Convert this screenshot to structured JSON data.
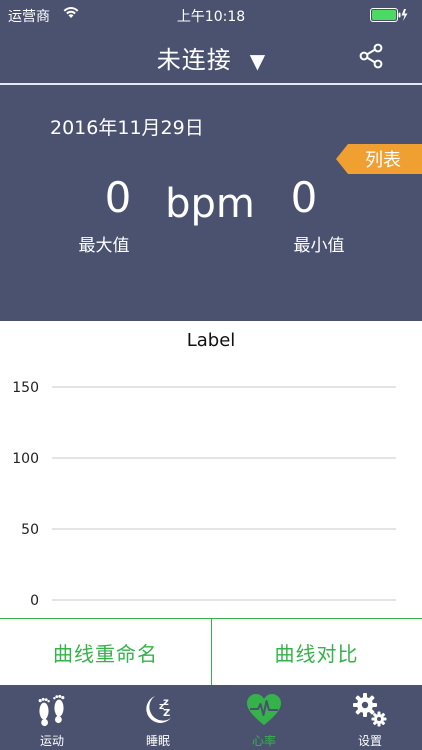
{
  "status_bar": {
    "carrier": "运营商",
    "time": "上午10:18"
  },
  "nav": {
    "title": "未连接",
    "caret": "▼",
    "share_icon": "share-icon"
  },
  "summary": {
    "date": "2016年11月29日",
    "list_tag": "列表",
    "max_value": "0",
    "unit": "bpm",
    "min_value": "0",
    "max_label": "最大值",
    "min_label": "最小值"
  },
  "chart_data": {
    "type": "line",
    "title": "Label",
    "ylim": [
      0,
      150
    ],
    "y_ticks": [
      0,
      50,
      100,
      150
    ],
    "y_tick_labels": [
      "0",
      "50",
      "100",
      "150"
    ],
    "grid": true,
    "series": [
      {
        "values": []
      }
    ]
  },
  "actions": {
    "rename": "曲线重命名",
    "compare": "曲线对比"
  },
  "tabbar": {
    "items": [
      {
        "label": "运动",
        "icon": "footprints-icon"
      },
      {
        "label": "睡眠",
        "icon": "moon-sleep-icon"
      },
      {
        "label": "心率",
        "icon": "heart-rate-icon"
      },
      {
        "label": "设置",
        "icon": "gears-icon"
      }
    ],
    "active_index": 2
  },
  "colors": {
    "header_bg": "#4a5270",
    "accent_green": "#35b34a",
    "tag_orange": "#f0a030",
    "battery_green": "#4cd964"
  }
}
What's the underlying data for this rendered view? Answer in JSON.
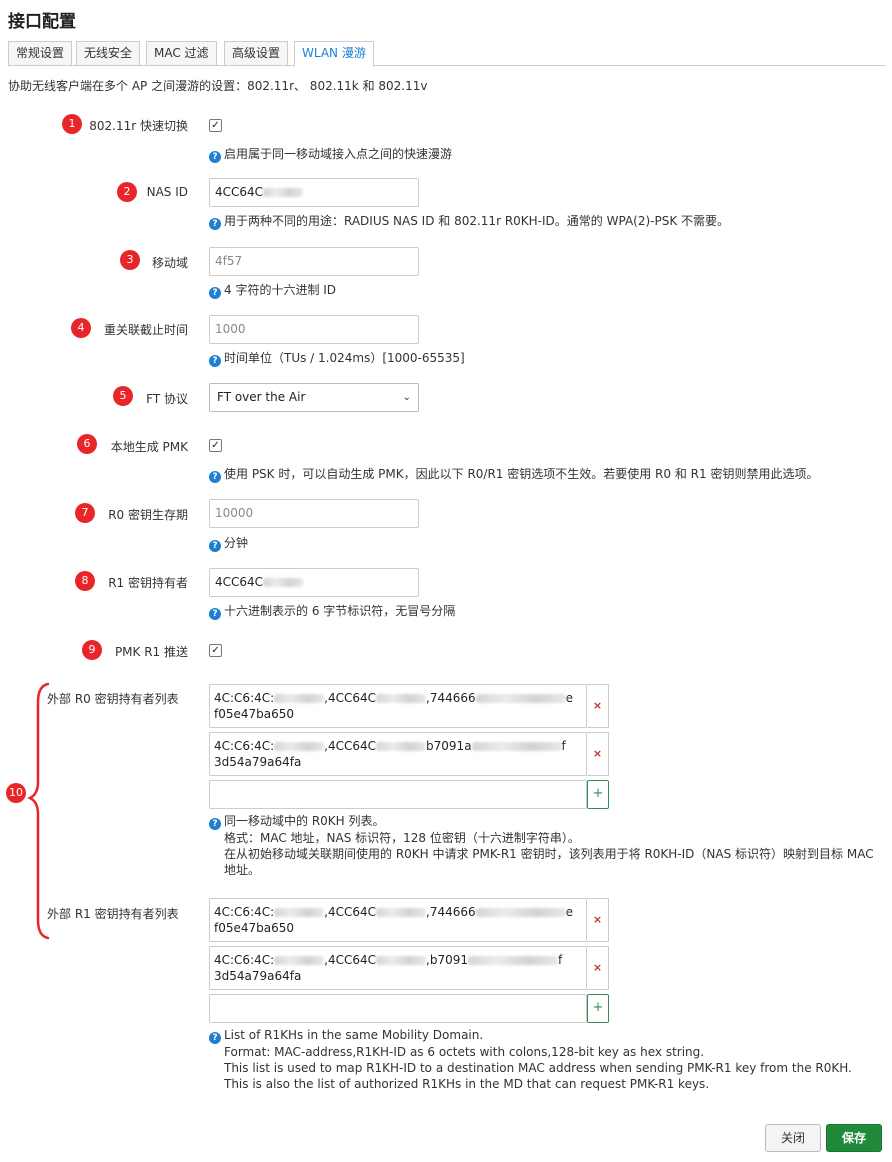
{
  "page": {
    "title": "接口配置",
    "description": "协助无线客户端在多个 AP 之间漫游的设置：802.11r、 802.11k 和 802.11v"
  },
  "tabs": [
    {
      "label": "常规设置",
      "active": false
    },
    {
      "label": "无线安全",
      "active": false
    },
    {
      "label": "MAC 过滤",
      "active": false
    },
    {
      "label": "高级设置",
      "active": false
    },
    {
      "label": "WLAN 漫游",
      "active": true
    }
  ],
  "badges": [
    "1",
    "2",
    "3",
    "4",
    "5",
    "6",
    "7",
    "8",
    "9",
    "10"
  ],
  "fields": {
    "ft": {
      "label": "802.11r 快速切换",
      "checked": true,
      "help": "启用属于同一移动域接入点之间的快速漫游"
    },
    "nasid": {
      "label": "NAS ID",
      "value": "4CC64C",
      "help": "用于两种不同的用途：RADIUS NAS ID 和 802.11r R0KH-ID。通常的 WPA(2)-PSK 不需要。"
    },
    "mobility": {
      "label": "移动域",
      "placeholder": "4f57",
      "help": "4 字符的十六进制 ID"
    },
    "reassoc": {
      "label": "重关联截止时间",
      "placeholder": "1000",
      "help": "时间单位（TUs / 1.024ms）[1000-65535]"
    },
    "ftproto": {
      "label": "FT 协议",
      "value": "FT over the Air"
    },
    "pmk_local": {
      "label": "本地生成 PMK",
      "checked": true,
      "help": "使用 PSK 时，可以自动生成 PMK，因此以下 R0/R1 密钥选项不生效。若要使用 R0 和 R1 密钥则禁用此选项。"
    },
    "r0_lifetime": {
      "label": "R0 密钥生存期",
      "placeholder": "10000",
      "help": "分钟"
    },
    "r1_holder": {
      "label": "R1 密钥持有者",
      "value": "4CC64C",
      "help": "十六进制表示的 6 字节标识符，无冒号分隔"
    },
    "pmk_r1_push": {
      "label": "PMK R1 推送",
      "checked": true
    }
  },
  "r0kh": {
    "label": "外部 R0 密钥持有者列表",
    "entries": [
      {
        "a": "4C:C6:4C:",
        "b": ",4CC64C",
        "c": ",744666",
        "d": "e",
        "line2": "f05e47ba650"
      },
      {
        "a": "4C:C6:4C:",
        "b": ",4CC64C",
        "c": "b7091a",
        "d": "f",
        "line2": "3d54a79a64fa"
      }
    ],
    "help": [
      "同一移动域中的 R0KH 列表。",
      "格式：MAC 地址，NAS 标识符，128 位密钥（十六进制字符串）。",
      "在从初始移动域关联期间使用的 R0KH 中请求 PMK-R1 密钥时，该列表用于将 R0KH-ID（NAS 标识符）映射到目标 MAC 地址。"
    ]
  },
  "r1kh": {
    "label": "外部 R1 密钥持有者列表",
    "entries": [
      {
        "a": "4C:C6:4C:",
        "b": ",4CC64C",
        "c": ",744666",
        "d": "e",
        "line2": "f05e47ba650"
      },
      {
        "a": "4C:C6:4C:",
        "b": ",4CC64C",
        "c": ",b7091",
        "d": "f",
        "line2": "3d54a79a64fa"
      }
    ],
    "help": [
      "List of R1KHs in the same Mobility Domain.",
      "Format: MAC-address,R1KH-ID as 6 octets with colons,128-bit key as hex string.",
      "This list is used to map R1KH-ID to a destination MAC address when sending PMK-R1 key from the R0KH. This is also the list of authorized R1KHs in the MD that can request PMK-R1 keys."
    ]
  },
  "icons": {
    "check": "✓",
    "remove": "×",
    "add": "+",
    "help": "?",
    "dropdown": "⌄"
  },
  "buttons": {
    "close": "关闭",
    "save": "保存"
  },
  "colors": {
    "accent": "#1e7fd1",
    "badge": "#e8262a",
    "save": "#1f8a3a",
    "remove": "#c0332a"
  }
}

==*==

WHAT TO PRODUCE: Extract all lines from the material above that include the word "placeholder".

ANSWER AREA:
      "placeholder": "4f57",
      "placeholder": "1000",
      "placeholder": "10000",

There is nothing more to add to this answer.